Thursday, February 16, 2012


When asked recently to think seriously about my gifts, I thought first (and got stuck on) one word, LIFE.  Twenty years ago this month I thought my life was over with the onset of an aggressive cancer.  Since then I have come to appreciate my life more than ever before. More recently, I have realized the life I have and now am most grateful for, is far deeper than my visible, breathing, moving, sometimes painful  physical body. Today the life I most value is invisible, and sometimes difficult to get in touch with. It is my very being, my essence, my soul, my spirit, consciousness, energy, and awareness.  It is formless, limitless and eternal. It is a feeling more than something I can wrap my mind around.  When asked how I could share my gift with our church, I thought of the word, "Presence," more than just showing up although that is how it starts. To be there with God and fellow beings with full attention is not always easy to come by with my wandering mind.  Although the religion I grew up with and promoted for years encouraged "worshipping God in spirit and in truth," I sometimes get hung up on rituals and personalities.

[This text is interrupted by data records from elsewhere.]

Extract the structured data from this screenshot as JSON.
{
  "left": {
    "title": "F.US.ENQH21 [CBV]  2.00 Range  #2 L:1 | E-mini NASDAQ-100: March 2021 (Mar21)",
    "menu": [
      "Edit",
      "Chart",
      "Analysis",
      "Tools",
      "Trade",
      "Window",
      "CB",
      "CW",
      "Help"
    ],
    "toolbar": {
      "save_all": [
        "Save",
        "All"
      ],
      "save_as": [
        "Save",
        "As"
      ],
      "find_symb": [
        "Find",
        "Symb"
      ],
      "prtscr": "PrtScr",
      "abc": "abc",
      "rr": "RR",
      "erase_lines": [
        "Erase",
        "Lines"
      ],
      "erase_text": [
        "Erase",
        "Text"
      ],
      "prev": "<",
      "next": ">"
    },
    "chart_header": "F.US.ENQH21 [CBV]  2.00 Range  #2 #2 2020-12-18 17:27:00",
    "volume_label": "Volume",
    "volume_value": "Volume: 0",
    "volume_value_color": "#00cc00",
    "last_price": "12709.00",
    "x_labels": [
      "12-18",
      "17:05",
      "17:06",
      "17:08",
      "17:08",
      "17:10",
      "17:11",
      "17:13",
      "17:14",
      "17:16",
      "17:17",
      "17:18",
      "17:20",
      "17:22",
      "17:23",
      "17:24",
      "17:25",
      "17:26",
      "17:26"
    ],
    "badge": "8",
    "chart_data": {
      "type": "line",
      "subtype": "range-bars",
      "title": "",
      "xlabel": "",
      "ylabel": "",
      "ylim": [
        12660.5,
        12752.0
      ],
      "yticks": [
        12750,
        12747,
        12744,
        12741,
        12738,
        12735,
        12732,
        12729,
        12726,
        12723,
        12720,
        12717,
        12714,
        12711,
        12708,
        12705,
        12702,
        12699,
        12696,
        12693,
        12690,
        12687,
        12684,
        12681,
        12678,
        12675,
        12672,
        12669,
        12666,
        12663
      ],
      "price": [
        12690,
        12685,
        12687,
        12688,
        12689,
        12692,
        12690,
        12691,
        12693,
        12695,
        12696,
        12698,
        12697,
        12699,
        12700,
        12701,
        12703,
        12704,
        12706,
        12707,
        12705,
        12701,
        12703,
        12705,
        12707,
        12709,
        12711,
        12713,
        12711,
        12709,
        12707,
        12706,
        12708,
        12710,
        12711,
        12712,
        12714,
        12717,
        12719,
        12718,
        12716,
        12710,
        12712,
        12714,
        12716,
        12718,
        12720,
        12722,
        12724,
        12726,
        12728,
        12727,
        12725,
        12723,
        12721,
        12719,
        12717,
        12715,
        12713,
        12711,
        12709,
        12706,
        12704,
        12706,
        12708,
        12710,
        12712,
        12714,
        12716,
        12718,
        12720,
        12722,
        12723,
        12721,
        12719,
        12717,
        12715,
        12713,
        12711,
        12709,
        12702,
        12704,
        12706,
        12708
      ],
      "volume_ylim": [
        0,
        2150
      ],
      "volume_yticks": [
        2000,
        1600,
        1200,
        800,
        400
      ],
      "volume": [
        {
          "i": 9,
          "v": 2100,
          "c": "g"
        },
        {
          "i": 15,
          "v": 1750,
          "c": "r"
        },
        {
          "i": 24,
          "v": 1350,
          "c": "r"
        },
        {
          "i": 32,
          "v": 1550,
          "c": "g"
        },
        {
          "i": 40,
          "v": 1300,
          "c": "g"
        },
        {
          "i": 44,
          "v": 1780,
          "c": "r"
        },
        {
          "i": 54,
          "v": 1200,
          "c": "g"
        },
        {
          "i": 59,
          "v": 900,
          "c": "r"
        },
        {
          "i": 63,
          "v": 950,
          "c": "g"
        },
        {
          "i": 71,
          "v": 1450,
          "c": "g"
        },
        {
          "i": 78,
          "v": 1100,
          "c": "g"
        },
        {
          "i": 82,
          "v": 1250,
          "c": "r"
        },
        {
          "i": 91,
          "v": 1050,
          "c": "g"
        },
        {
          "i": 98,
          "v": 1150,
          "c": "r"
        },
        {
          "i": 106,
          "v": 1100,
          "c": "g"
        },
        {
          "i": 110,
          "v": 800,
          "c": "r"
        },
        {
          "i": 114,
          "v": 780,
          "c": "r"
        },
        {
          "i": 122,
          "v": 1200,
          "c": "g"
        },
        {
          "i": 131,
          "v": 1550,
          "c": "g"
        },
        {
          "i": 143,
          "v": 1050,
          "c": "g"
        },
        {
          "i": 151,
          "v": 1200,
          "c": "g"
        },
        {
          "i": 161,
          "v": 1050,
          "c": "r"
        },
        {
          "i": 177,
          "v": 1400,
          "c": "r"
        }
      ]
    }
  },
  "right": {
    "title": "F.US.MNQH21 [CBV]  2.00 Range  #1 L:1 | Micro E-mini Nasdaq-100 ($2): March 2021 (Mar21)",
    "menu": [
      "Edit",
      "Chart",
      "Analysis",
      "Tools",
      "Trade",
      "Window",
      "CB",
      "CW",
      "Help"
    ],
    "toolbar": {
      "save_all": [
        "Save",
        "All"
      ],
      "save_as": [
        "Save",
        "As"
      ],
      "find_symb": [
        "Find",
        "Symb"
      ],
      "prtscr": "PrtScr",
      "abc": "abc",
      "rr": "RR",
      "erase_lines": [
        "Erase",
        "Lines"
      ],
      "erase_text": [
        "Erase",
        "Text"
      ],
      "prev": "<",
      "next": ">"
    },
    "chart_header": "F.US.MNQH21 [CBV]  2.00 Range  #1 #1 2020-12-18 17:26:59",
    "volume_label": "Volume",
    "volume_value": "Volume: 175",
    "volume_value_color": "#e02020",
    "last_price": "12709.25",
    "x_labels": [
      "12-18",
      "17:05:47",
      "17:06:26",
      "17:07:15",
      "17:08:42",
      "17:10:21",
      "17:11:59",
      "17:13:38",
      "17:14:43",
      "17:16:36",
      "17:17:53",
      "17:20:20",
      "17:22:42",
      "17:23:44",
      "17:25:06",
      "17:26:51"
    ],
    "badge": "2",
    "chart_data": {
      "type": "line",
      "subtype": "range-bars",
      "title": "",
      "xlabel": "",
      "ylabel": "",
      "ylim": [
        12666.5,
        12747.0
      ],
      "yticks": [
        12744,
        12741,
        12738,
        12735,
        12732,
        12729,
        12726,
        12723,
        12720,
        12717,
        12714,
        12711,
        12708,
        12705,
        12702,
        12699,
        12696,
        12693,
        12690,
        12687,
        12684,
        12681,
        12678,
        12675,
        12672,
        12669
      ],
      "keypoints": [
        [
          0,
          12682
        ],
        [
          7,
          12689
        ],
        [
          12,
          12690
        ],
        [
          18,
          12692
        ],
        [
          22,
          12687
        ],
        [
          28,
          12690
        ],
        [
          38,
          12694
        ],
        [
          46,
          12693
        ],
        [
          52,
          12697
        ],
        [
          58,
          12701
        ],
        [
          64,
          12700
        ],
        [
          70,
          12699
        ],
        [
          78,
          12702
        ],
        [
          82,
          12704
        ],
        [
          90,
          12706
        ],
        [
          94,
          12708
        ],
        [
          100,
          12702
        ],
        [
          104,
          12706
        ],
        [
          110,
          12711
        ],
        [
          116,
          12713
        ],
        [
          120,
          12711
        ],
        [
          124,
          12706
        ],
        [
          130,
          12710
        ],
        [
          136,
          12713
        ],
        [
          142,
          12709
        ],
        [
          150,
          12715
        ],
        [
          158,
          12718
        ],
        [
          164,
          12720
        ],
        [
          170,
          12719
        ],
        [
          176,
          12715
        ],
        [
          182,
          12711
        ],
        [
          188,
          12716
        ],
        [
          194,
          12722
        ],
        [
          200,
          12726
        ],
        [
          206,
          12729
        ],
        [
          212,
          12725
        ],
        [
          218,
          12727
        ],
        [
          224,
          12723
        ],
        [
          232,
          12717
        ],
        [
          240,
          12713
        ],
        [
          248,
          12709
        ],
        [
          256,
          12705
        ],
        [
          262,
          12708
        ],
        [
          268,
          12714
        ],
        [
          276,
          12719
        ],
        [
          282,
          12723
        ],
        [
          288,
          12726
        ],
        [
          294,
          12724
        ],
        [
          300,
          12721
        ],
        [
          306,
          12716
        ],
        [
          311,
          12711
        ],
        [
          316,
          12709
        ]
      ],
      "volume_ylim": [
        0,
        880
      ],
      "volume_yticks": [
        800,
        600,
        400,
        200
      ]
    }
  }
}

Wednesday, February 8, 2012


When things don't go as I planned or think they should (like pain and suffering), I first look to be sure it is not something I set up myself.  Then I look around to see if there is someone else who caused it. If I still don't understand why it happened, I may resort to blaming God. Sorry about that, God.  I learned to do that once upon a time when I truly believed you were in control of all things and could have prevented my unhappiness.  Upon further review (as the football officials say), I see that you are not that vindictive or dictatorial. The Gospels show me a God in Jesus who is quick to move in to suffer with us, lift us up and nurture us toward wholeness. A chaplain friend of  mine, working in the Pentagon when disaster struck there on that horrible September morning, was sometimes asked where was God when that happened. On the scene immediately, he said he saw God was right there in the rescuers, the rubble and the pain.  Talk about a first responder!

Tuesday, January 24, 2012

Birth to Death Journey

Last year, as you may have read, Martha and I concentrated on clearing out a lot of the clutter at our house.  We sill have a long way to go. As I get a long way down the journey of life (birth to death) I see that it is high time to apply this endeavor to even greater areas of life.  Perhaps to spirituality, health, knowledge, relationships and who knows what else.  The late Rev. Forrest Church wrote in "Life Lines, Holding On (and  Letting Go): "When cast into the depths, to survive we must first must let go of things that will not save us.  Then we must reach out for things that can."  Later while working with  terminal cancer, he wrote to his congregation this mantra:
     Love what you have.
     Do what you can.
     Be who you are.
People would sometimes say, "Do you really want cancer?"  He would reply, " to selectively eliminate
all pain from our lives may work for a brief a brief time, for a drunkard or drug addict, but be we cannot selectively wish away all that is wrong without including all that is right."  

Tuesday, January 3, 2012


I have been wishing lots of people a "Happy New Year! "   I pray that they will allow God to bless them with well-being, peace and joy.  I really desire that for them and for myself. But Charlie Wonders if there is such a thing as a happy whole year.  After the noise of the fireworks, the dancing, kissing and screaming of New Year's Eve,  then what? Soon the confetti will be swept up and we will all return to the only way we can live--one day at a time, more accurately, one moment at a time.   The only happiness available is that which we experience here and now. The Bible says, "Look! Now is the accepted time." Our challenge is to accept it and live it fully. It also says, "Today is the day of salvation, healing and wholeness." All other time is wishful thinking, illusion. I am happy and at peace now. I cannot be happy and at peace for the next 365 days. I live fully while I can. And it feels good.